Data extracted from a collection:
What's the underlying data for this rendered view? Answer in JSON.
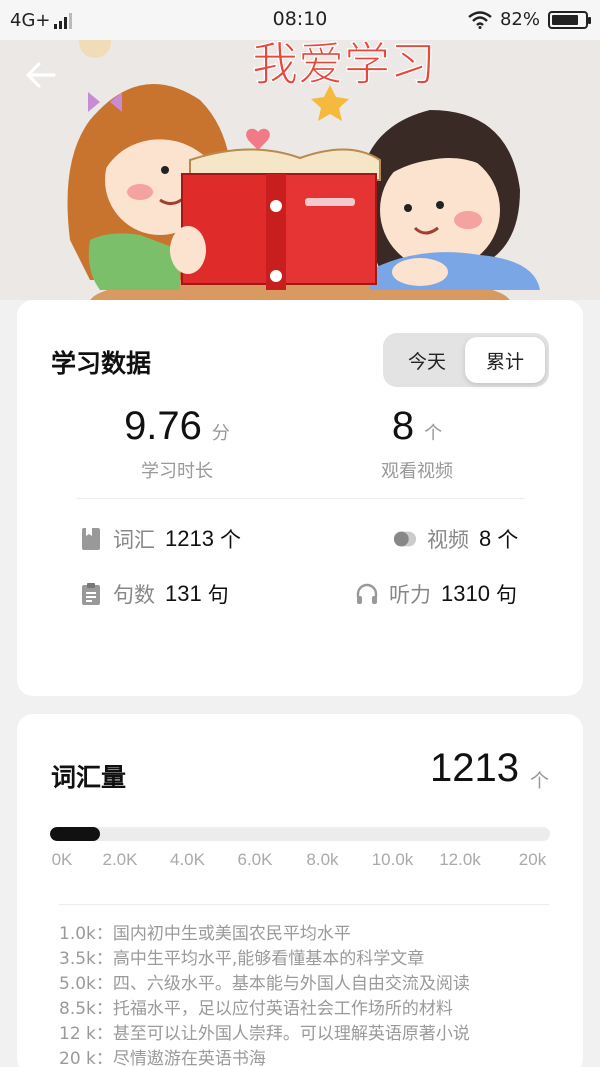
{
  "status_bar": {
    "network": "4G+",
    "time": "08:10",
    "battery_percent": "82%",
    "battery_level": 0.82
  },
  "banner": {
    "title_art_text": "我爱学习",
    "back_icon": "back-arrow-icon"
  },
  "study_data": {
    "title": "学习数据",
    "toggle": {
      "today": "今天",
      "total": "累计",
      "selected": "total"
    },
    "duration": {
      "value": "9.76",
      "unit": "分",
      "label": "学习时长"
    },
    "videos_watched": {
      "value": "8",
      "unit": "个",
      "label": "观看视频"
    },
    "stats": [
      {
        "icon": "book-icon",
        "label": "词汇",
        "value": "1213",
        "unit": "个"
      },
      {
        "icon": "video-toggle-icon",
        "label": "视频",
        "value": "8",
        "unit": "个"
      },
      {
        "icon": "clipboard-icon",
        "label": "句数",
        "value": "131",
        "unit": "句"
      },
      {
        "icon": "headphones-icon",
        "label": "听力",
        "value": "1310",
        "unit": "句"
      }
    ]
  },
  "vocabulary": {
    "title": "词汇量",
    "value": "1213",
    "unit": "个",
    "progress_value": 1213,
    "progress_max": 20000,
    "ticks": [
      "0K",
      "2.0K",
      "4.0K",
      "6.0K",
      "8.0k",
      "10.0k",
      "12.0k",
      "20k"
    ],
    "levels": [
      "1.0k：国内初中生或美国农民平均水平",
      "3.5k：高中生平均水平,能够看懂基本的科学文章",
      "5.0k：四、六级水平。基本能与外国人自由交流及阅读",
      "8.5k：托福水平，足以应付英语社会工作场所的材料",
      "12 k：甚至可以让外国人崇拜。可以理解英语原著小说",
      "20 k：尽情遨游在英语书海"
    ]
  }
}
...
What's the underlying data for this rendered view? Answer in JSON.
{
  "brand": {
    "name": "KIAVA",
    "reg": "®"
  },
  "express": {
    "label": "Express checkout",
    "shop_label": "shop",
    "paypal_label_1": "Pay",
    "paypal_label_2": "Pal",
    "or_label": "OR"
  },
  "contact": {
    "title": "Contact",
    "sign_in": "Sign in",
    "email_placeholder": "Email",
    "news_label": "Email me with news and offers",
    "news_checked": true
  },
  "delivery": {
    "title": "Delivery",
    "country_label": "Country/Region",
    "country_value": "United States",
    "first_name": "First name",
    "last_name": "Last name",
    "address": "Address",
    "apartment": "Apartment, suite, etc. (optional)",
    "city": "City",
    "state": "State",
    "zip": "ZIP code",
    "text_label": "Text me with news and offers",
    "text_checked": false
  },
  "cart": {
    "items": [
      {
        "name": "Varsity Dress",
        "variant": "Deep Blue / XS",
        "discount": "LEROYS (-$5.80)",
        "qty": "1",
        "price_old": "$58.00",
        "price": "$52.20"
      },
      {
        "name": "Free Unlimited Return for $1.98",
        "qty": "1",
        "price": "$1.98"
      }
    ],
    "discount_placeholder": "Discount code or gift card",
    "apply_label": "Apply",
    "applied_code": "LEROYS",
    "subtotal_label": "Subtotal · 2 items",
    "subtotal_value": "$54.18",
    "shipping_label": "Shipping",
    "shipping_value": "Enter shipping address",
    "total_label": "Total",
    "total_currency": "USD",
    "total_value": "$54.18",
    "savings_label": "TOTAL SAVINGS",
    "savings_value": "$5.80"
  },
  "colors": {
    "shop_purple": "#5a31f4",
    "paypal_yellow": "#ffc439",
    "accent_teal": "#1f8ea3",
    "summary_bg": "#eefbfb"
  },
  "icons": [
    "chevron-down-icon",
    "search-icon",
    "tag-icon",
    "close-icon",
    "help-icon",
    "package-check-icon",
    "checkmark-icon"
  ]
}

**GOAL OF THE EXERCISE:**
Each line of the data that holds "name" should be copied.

**SOLVED PROBLEM:**
    "name": "KIAVA",
    "first_name": "First name",
    "last_name": "Last name",
        "name": "Varsity Dress",
        "name": "Free Unlimited Return for $1.98",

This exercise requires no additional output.